Section 1 requires the court, prior to appointing a public defender, to inquire whether a prosecutor intends to certify a misdemeanor as a petty misdemeanor. Provides that if an offense is certified as a petty misdemeanor, a defendant would not be eligible for a public defender.
Section 2 provides that if a prosecutor believes that it is in the interest of justice that a defendant accused of committing a misdemeanor not be incarcerated if convicted, the prosecutor may certify this belief to the court. If this occurs and the court approves of the certification, the defendant, if subsequently convicted of the offense, may not be incarcerated for it. Provides that in these circumstances or when a misdemeanor is certified as a petty misdemeanor under section 1, the defendant is not eligible for the appointment of a public defender.

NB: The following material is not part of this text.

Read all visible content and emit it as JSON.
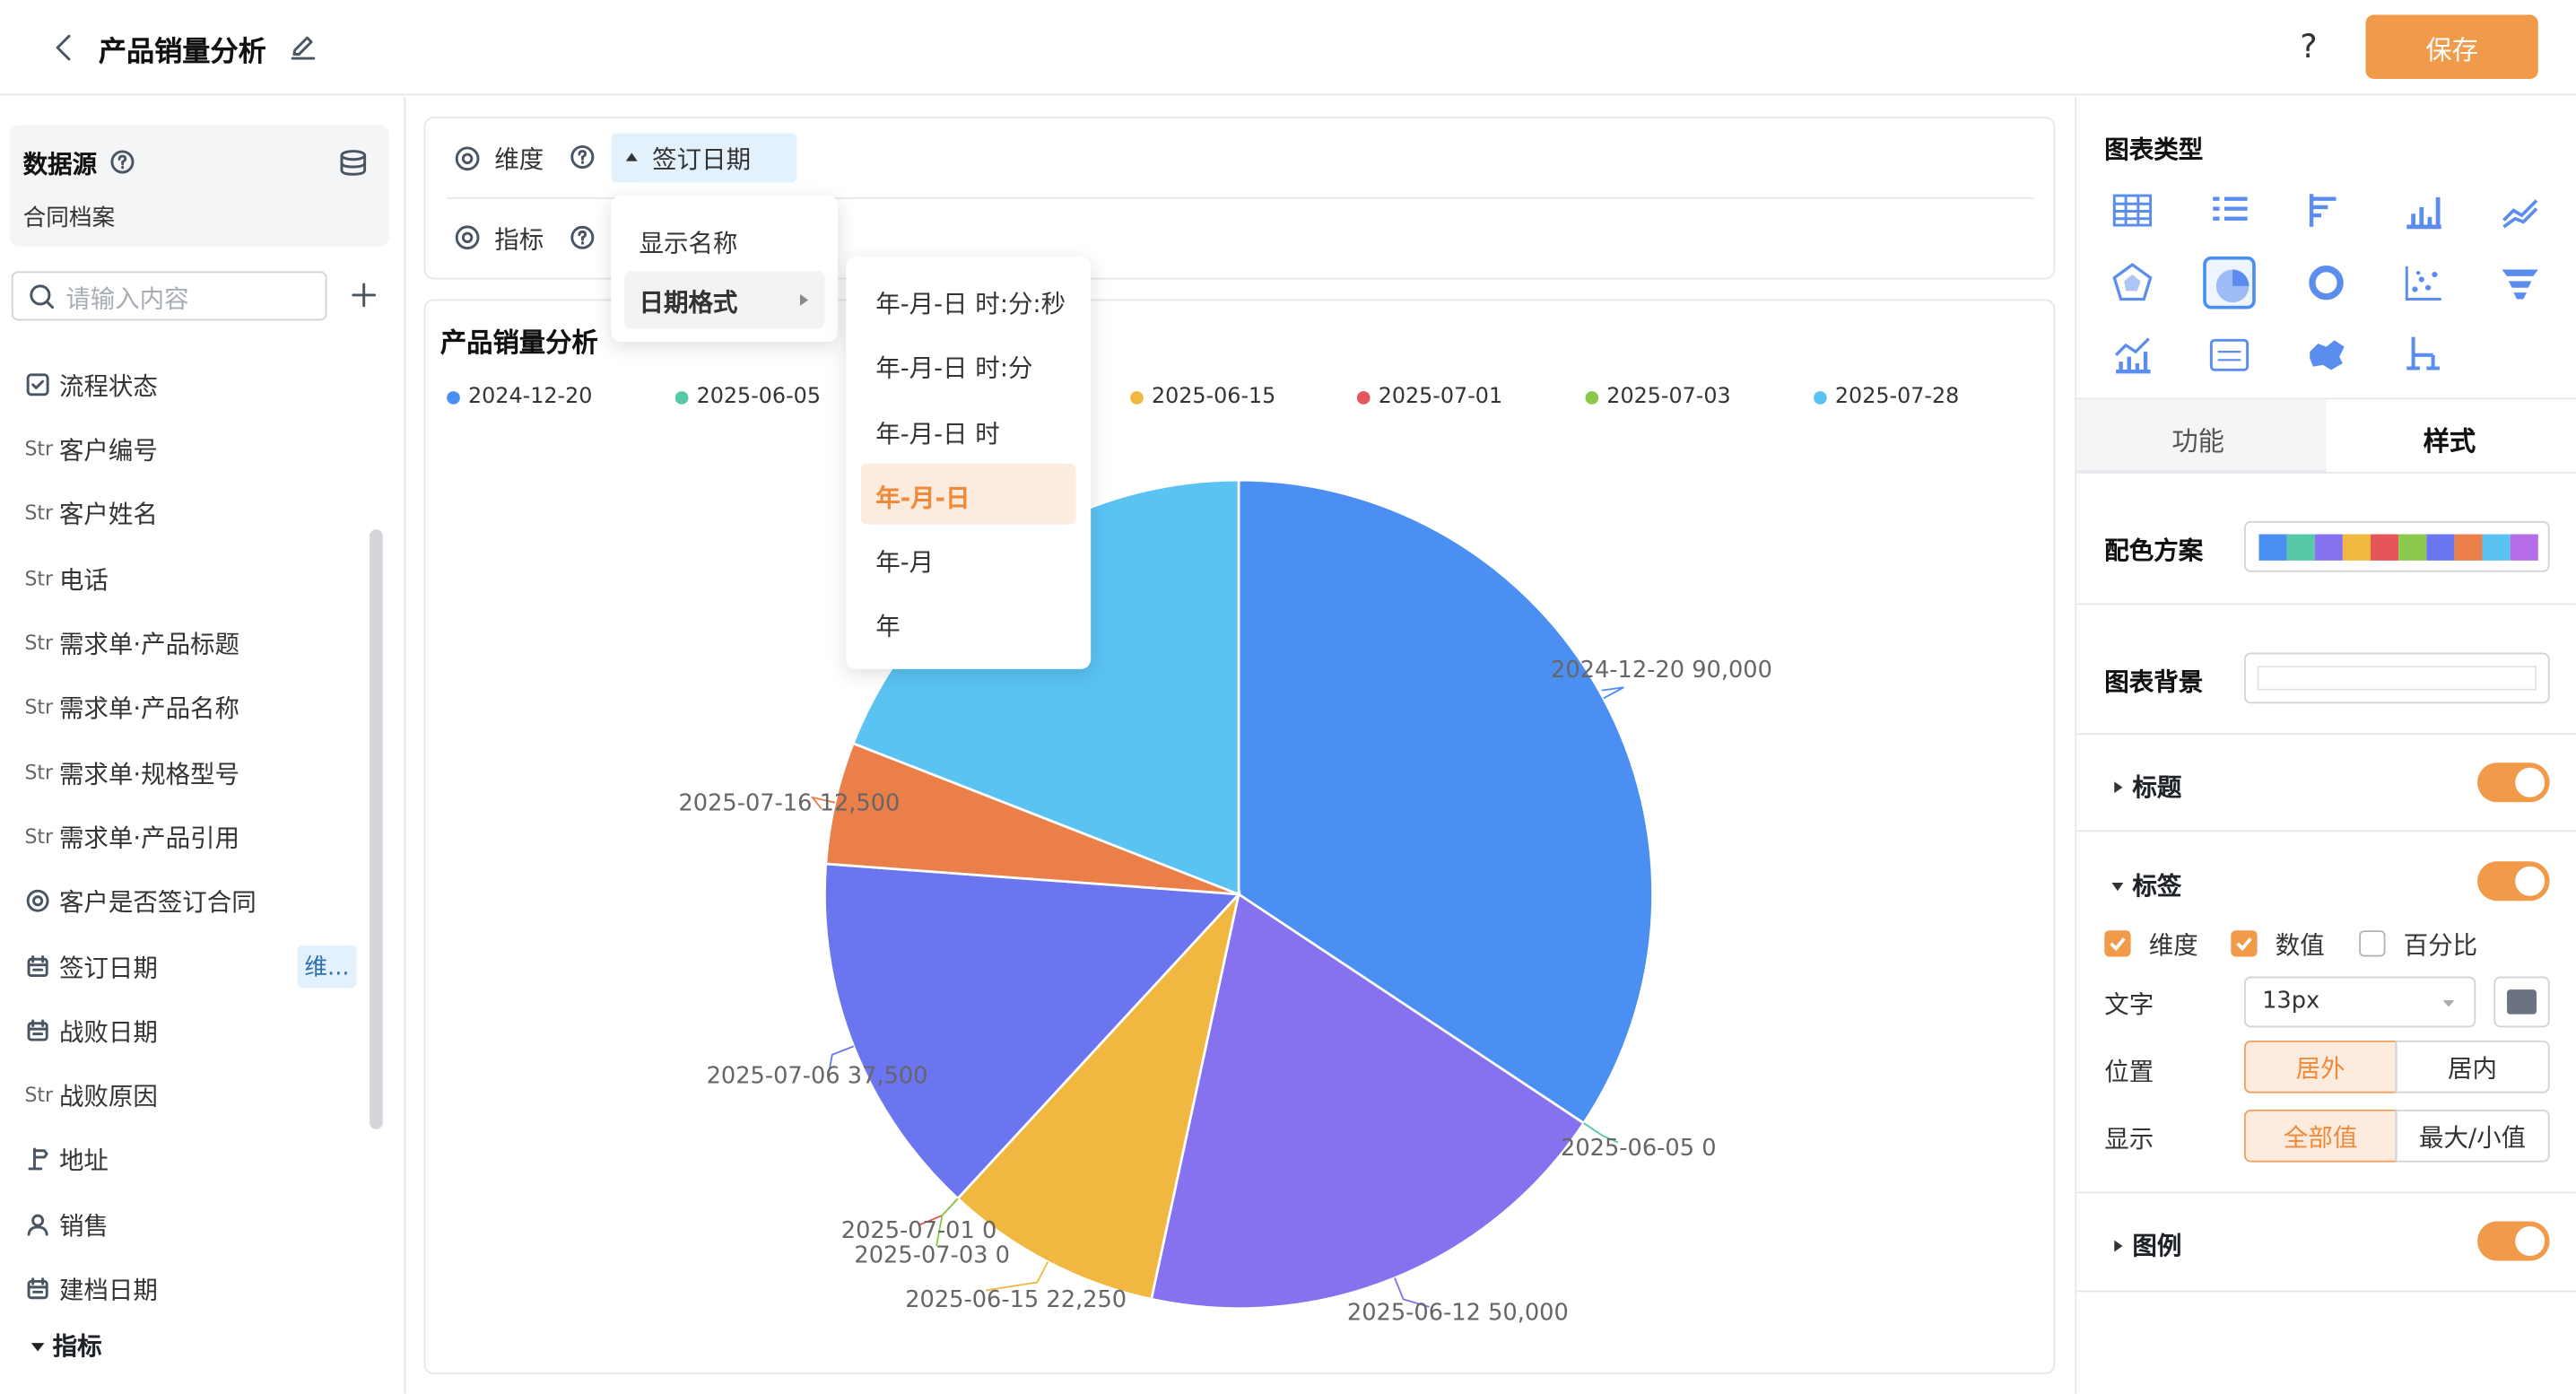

Section 3 amends the statute that determines whether a defendant is financially unable to obtain counsel. Under current law, one test for this is if the defendant or any dependent who resides in the same household receives means tested government benefits. Replaces this with a standard whereby a defendant is considered to be financially unable to obtain counsel if the defendant has an annual income not greater than the following percentages of the federal poverty guidelines: for misdemeanors, 125 percent; for gross misdemeanors, 150 percent; and for felonies, 175 percent. Requires courts to make an appropriate determination of financial eligibility of a defendant for public defender services. (Currently, the court must simply make an inquiry into the defendant's financial circumstances.) Requires district courts to use the forms furnished by the state public defender relating to a defendant's financial statements. Provides that a court may not appoint a public defender for a defendant who refuses to execute the financial statement or refuses to provide information necessary to determine financial eligibility or who waives appointment of a public defender. Authorizes courts to partially reduce the required $75 copayment for representation by a public defender.
Section 4 adds language requiring a defendant who is or becomes able to make partial or full payments to reimburse the state for the cost of the public defender. Strikes language referring to reimbursement guidelines (these are repealed in section 5). Directs the court in determining a defendant's payment schedule to consider the defendant's financial statement application. Requires the court to evaluate a defendant's ability to make partial payments if the court originally determined that the defendant was financially unable to afford counsel due to the private retainer fee.
Section 5 repeals a subdivision of law that sets forth a reimbursement schedule guideline based on a defendant's net income and number of dependents.